"I Don't Want Fop Dammit! I'm a Pinaud Clubman Man."

Friday, February 18, 2011

Trailer Trad North Carolina: Raleigh's Mecca Restaurant

You wouldn't expect to find a gem of a restaurant like Mecca in Downtown Raleigh. But there it is, largely unchanged since the 1930s. Solid service and good food provided by the same family ownership should help to insure that this landmark place will be around for years to come.

Mecca Restaurant has been a fixture in downtown Raleigh since Nicholas Dombalis started the business 1930 and has been in its present location on Martin Street since 1935. It remains strikingly unchanged. There is a framed portrait of F.D.R. hung next to the stove exhaust hood that has, undoubtedly, been there since The New Deal. The menu has carried on largely unchanged since the 50's as has some of the staff-often Dombalis family members. Mecca is open for breakfast, lunch and dinner and the fact that the food really is good is a bonus.

Monday, February 14, 2011

Trailer Trad Collecting: Winter Picking

These Mid-Century beauties were designed by the Norwegian designer Eero Saarinen for Knoll and won a MOMA award for industrial design in 1969. They have their originial 'IBM Blue' tufted fabric and probably came from IBM's Raleigh corporate offices. Whereas the Knoll Executive chairs tell of North Carolina's high tech recent history, this tobacco drying basket richly illustrates its agricultural past. In wonderful condition, the basket held curing tobacco leaves that were eventually traded in the bustling tobacco trading town of Rocky Mount. The basket has its super original blue paint and stenciling from the 1950s or perhaps earlier.

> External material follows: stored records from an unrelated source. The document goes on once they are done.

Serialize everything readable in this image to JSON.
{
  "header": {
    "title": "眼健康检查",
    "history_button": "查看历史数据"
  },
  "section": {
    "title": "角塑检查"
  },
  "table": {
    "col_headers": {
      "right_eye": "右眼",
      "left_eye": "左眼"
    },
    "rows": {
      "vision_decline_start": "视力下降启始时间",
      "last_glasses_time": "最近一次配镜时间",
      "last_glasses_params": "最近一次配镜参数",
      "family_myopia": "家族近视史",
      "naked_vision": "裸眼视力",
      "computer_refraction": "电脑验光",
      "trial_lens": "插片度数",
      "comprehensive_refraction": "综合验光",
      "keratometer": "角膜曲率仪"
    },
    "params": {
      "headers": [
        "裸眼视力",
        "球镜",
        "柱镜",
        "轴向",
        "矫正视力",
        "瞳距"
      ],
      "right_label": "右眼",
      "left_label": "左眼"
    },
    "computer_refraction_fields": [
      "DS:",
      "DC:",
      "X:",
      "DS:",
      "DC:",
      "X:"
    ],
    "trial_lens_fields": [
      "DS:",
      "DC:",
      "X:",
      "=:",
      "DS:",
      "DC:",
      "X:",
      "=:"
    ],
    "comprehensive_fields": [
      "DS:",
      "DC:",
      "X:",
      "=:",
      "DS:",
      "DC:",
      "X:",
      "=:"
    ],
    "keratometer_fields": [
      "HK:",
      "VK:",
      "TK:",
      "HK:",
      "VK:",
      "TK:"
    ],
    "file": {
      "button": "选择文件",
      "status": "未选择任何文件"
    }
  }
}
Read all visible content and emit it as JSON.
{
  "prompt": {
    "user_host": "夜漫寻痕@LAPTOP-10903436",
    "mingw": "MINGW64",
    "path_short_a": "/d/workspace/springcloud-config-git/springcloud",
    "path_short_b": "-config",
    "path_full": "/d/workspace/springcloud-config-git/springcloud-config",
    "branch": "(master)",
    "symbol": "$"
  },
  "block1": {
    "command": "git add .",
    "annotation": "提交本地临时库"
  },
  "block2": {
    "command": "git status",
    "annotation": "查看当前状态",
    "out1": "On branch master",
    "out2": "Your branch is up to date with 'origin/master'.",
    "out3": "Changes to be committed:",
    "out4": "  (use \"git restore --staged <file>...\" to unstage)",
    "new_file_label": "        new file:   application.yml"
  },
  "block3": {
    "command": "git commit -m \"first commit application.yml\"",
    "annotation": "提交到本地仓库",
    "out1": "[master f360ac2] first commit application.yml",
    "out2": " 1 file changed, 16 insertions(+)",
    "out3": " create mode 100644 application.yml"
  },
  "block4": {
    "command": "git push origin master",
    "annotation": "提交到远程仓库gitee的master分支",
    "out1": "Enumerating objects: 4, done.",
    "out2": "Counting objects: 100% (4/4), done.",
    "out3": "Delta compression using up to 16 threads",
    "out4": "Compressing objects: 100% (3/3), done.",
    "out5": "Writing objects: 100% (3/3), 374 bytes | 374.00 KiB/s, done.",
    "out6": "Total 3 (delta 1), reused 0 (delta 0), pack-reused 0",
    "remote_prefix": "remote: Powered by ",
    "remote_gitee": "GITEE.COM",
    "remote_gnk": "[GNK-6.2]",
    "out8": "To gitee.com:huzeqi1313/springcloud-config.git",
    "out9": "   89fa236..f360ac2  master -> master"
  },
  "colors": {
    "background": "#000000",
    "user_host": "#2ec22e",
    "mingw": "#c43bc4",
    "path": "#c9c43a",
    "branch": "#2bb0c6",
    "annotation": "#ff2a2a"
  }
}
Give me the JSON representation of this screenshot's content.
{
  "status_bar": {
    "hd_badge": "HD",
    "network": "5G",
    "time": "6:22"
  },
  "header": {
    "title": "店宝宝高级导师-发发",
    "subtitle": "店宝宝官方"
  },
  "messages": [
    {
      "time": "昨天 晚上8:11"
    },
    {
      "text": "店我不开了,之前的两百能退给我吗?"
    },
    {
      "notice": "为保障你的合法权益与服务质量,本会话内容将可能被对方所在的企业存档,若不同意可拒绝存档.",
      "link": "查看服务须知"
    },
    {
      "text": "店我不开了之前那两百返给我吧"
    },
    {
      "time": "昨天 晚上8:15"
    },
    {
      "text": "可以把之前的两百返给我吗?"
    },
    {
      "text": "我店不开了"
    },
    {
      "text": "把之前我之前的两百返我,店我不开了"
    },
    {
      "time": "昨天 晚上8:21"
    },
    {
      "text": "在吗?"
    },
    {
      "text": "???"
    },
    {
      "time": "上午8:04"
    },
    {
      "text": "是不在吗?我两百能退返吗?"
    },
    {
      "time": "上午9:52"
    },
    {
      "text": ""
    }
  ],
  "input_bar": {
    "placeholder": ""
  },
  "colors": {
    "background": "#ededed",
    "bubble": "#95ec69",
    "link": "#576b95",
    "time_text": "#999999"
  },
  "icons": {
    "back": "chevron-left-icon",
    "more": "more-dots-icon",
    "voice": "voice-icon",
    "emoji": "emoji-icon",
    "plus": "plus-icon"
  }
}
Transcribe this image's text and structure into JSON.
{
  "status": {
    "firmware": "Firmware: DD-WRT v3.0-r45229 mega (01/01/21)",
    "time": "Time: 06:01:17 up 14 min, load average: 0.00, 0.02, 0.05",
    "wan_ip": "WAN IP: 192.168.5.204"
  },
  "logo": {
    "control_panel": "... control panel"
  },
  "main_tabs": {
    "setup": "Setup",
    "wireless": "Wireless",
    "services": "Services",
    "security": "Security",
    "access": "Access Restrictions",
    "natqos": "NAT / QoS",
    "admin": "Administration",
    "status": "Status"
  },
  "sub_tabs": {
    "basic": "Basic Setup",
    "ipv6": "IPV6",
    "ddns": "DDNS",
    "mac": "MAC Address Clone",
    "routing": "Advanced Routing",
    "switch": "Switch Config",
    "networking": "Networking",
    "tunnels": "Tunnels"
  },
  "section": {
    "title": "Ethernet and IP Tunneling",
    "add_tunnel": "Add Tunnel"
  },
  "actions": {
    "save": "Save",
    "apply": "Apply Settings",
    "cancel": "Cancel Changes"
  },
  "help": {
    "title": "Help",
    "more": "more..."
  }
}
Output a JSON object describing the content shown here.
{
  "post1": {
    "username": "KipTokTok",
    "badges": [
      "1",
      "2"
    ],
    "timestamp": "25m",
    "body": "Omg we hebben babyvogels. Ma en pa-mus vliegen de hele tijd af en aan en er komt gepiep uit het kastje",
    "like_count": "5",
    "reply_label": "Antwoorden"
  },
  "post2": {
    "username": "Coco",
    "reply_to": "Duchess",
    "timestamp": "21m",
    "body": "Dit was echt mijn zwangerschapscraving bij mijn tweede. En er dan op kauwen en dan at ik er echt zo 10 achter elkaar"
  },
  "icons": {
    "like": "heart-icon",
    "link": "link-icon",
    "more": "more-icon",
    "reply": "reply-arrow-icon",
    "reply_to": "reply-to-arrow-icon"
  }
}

This set of arm chairs is not everyone's cup of tea but they are probably great investments. Manufactured by the French firm Thonet in the late 70's or early 80's, these chairs are deceptively valuable. Famed for their expertise in 'steam-bending' hardwoods, Thonet made these Oak chairs with great lines while being very light, yet sturdy. These are just some nice framed prints made around 1970 for sale in Aspen Co.
I found this Flexy Racer at an estate sale a couple of months ago. I cleaned it up a little bit and liked how it turned out. Most guys remember Flexible Flyer sleds but how many of you remember these gnarly contraptions? -If you rode one, you probably don't remember much because bumps and bruises assuredly came with this ride. -Probably wouldn't make a 'A Safe Toy for Kids' list today!
This is a really cool chair. With its turned walnut arms with immaculate black upholstery, it looks and sits great. I picked up this nice quilt at an estate sale this past weekend. Made in the 1940s in Duplin County NC, it boasts great colors and vintage fabrics along with pretty good quilting technique. The color of the 'field' is a nice maize yellow with plenty of blues and other nice colors used in the squares. I think that I am going to be brave and try to clean this one myself by running it through the delicate cycle with some mild detergent and then air-drying it on a clothesline. Should turn out pretty good.Everyone loves the old-time steel lawn chairs from when they were kids. These were a pretty sound pair that I was able to buy 'right' at a yard sale. They are from the 1950s or earlier and would be comfortable to sit in with an ice cold glass of lemonade!

I picked up this little table made out of spools at the flea market. Considered folk art, spool tables and spool shelves illustrate how people used to recycle things to reuse or, perhaps, to sell. I thought that this table had character due to its original black paint and circa 1900 thread spools.

Trailer Trad Attire: Can A Pair of Pajamas Make A Man Cry?

Get a load of these remarkable pajamas. On my picking travels, I came across a few pair the other day. These are no ordinary PJs. New, unworn old stock, they were made in England by a firm named W.M. & Co. in 1955. I'm not really a Pajamas Guy. -Too confining and hot for me. For example, I bought a great pair of Swiss PJs and, although they are very nice, I never got into the habit of wearing them. I have worn my new 1955 English pair every night. What's just as amazing is their condition. Soft and perfect as the day that they were made in that English workroom, they feel absolutely amazing on. Their mattress-ticking pattern is about perfect too. Plus, they fit and I'm not a small guy.